Robert Klemme wrote:
>
> >
> > Add all new messages since the highest saved message-id.
> > Yes, it keeps track.
> > NG -> ML direction seems to be flawless. [1]
>
> This doesn't seem to fit Martin's analysis: there seem to be messages
> missing on both sides, don't they?
>

There were problems last year which were fixed by using the more
reliable feed.  I think there was a brief problem in the NG -> ML
direction very recently.  If folks are trying to fix things, this
can be expected.  Martin's data are too broad.  The problem we're
addressing started around Feb. this year.
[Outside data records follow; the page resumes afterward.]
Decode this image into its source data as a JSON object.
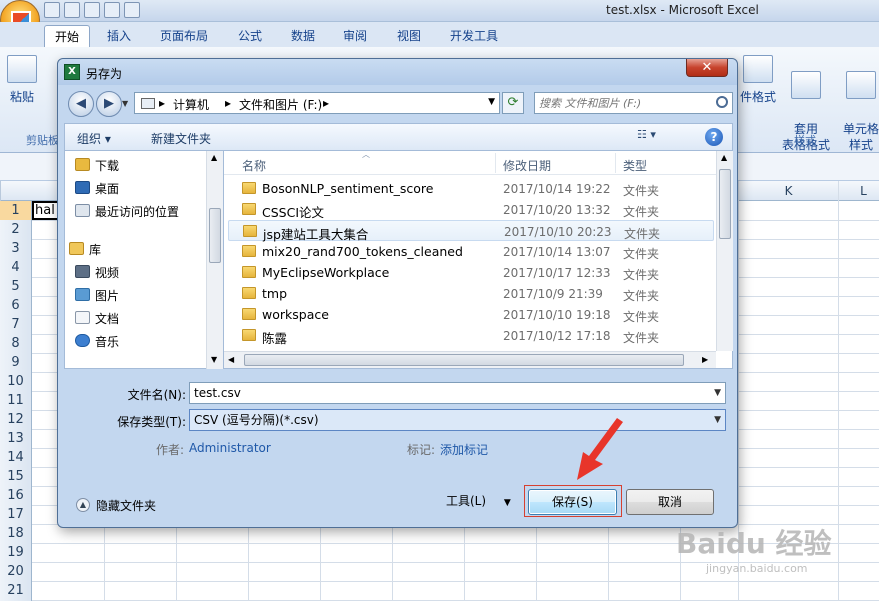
{
  "excel": {
    "window_title": "test.xlsx - Microsoft Excel",
    "ribbon_tabs": [
      "开始",
      "插入",
      "页面布局",
      "公式",
      "数据",
      "审阅",
      "视图",
      "开发工具"
    ],
    "paste_label": "粘贴",
    "clipboard_group": "剪贴板",
    "format_cells_label": "件格式",
    "table_format_label": "套用\n表格格式",
    "cell_styles_label": "单元格\n样式",
    "styles_group": "样式",
    "column_headers": [
      "K",
      "L"
    ],
    "row_numbers": [
      "1",
      "2",
      "3",
      "4",
      "5",
      "6",
      "7",
      "8",
      "9",
      "10",
      "11",
      "12",
      "13",
      "14",
      "15",
      "16",
      "17",
      "18",
      "19",
      "20",
      "21"
    ],
    "cell_a1": "hal"
  },
  "dialog": {
    "title": "另存为",
    "close": "✕",
    "address": [
      "计算机",
      "文件和图片 (F:)"
    ],
    "search_placeholder": "搜索 文件和图片 (F:)",
    "organize": "组织 ▾",
    "new_folder": "新建文件夹",
    "nav_items": [
      {
        "label": "下载",
        "icon": "download-folder-icon"
      },
      {
        "label": "桌面",
        "icon": "desktop-icon"
      },
      {
        "label": "最近访问的位置",
        "icon": "recent-places-icon"
      },
      {
        "label": "库",
        "icon": "libraries-icon"
      },
      {
        "label": "视频",
        "icon": "videos-icon"
      },
      {
        "label": "图片",
        "icon": "pictures-icon"
      },
      {
        "label": "文档",
        "icon": "documents-icon"
      },
      {
        "label": "音乐",
        "icon": "music-icon"
      }
    ],
    "columns": {
      "name": "名称",
      "date": "修改日期",
      "type": "类型"
    },
    "files": [
      {
        "name": "BosonNLP_sentiment_score",
        "date": "2017/10/14 19:22",
        "type": "文件夹"
      },
      {
        "name": "CSSCI论文",
        "date": "2017/10/20 13:32",
        "type": "文件夹"
      },
      {
        "name": "jsp建站工具大集合",
        "date": "2017/10/10 20:23",
        "type": "文件夹"
      },
      {
        "name": "mix20_rand700_tokens_cleaned",
        "date": "2017/10/14 13:07",
        "type": "文件夹"
      },
      {
        "name": "MyEclipseWorkplace",
        "date": "2017/10/17 12:33",
        "type": "文件夹"
      },
      {
        "name": "tmp",
        "date": "2017/10/9 21:39",
        "type": "文件夹"
      },
      {
        "name": "workspace",
        "date": "2017/10/10 19:18",
        "type": "文件夹"
      },
      {
        "name": "陈露",
        "date": "2017/10/12 17:18",
        "type": "文件夹"
      }
    ],
    "filename_label": "文件名(N):",
    "filename_value": "test.csv",
    "filetype_label": "保存类型(T):",
    "filetype_value": "CSV (逗号分隔)(*.csv)",
    "author_label": "作者:",
    "author_value": "Administrator",
    "tags_label": "标记:",
    "tags_value": "添加标记",
    "hide_folders": "隐藏文件夹",
    "tools": "工具(L)",
    "save": "保存(S)",
    "cancel": "取消"
  },
  "watermark": {
    "text": "Baidu 经验",
    "sub": "jingyan.baidu.com"
  },
  "colors": {
    "accent": "#15428b",
    "highlight": "#d64030",
    "arrow": "#e8352a"
  }
}
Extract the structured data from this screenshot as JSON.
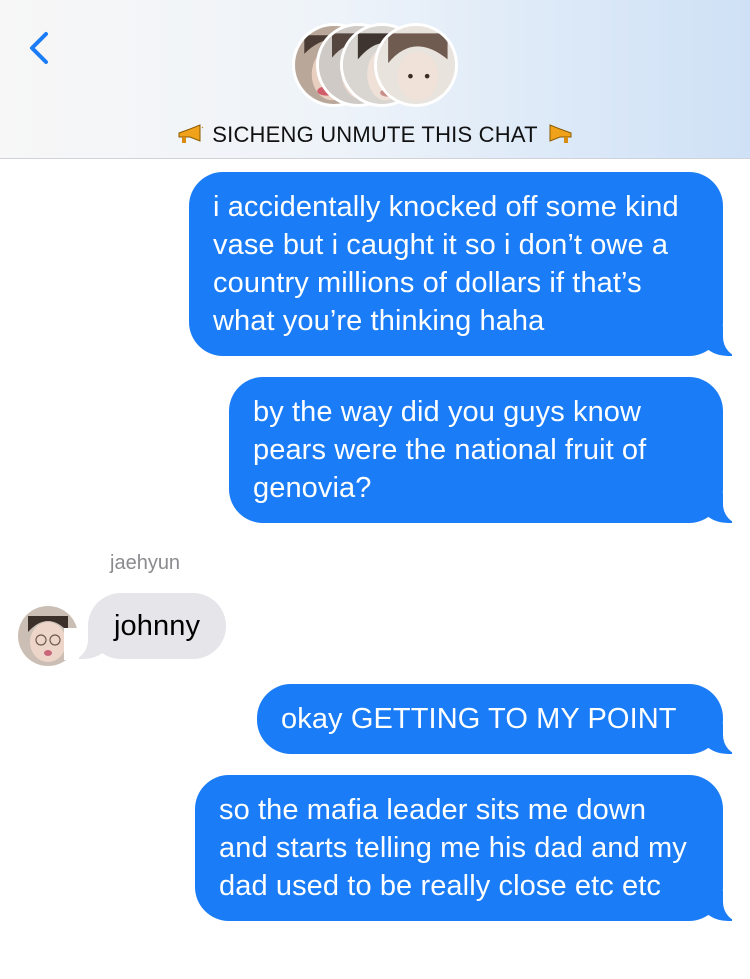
{
  "header": {
    "back_icon": "chevron-left-icon",
    "accent_color": "#1a7cf6",
    "chat_title": "SICHENG UNMUTE THIS CHAT",
    "title_emoji": "megaphone-icon",
    "group_avatars": [
      "avatar-1",
      "avatar-2",
      "avatar-3",
      "avatar-4"
    ]
  },
  "messages": [
    {
      "direction": "outgoing",
      "text": "i accidentally knocked off some kind vase but i caught it so i don’t owe a country millions of dollars if that’s what you’re thinking haha"
    },
    {
      "direction": "outgoing",
      "text": "by the way did you guys know pears were the national fruit of genovia?"
    },
    {
      "direction": "incoming",
      "sender": "jaehyun",
      "text": "johnny"
    },
    {
      "direction": "outgoing",
      "text": "okay GETTING TO MY POINT"
    },
    {
      "direction": "outgoing",
      "text": "so the mafia leader sits me down and starts telling me his dad and my dad used to be really close etc etc"
    }
  ],
  "colors": {
    "outgoing_bubble": "#1a7cf6",
    "incoming_bubble": "#e5e5ea",
    "sender_label": "#8a8a8f"
  }
}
> Can we really be sure that message ID's follow this pattern?

The message-id used is numeric; local to the news service.  It's nothing
to do with those strings in the mail headers.

>
> > I'm confident that if the problem was further downstream than nntp.rb,
> > there would be losses from sources other than ours.
>
> Do we know that there aren't?
>

The hardcore Usenet crew are really vocal when things go wrong with their
communication network.  I don't know that there aren't problems but I
can't contemplate that a serious snag with propagation would go unreported
for 4 months.

> >
> > NNTP seems to be a sub-protocol of SMTP.
>
> As I understand NNTP [...] rather different in nature.
>
> Maybe copying is not sufficient, maybe some header contents have to be
> massaged in order to fit with NNTP.
>

<from RFC 1036>
"The USENET News standard is more restrictive than the Internet standard,
placing additional requirements on each message and forbidding use of
certain Internet features. However, it should always be possible to use
a tool expecting an Internet message to process a news message."
</>

> > One thing that bothers me is fixes to problems (e.g. floods) that
> > we've had in the past.  There has to be a possibility that the
> > ruby-lang mailer has imposed restrictions on messages sent to the
> > "gateway ML member" and inadvertently introduced a corner-case.
>
> But wouldn't that mean loss of postings in the mailing list as well?  I
> mean, if the mailer did selective forwarding of messages then everybody (NG
> readers as well as ML readers) would miss them.
>

No?
Send to all ML members except the g/way, because the g/way is broken
and it might mirror them back to the ML resulting in the ML getting the
messages twice.
Or this ... http://www.ruby-talk.org/92529 ?
(I have no idea what happened here.)


> > This is a problem with the gateway although (as David pointed out
> > in a post that I just caught up on in the -talk archive because it
> > didn't get through) that doesn't mean the gateway software;  rather,
> > it means the path from the ruby-lang mailer to the first Usenet
> > news server.
>
> Do you mean the selective transmission works only for mail -> news and not
> mail -> mail?  Now I'm confused here...
>

Not by me, surely ;-)
All ML members post to a single recipient ruby-talk / ruby-lang.org.  It's
up to the bulk mailer where it goes next.  The g/way is just one member.
One scenario is that the missing messages are not getting to the gateway.
If they did, they would be forwarded to c.l.ruby like the rest.
That's my favourite suspicion and could easily be disproved by a single
log entry for a message that failed to make the NG.

With this single piece of evidence (which shouldn't be so difficult to
obtain ...) we have instant progress rather than looking at every other
non-possibility (which I, and others, have already done).
If the log says a phantom message has been forwarded, it cuts the
upstream right out of the equation and IMHO leaves nntp.rb only.
Debugging is a lot easier when you know you're focusing on the right area
and it's a pointless waste of time when you strongly suspect that the
problem lies elsewhere.


>
> Kind regards
>
>     robert
>

To you too,

daz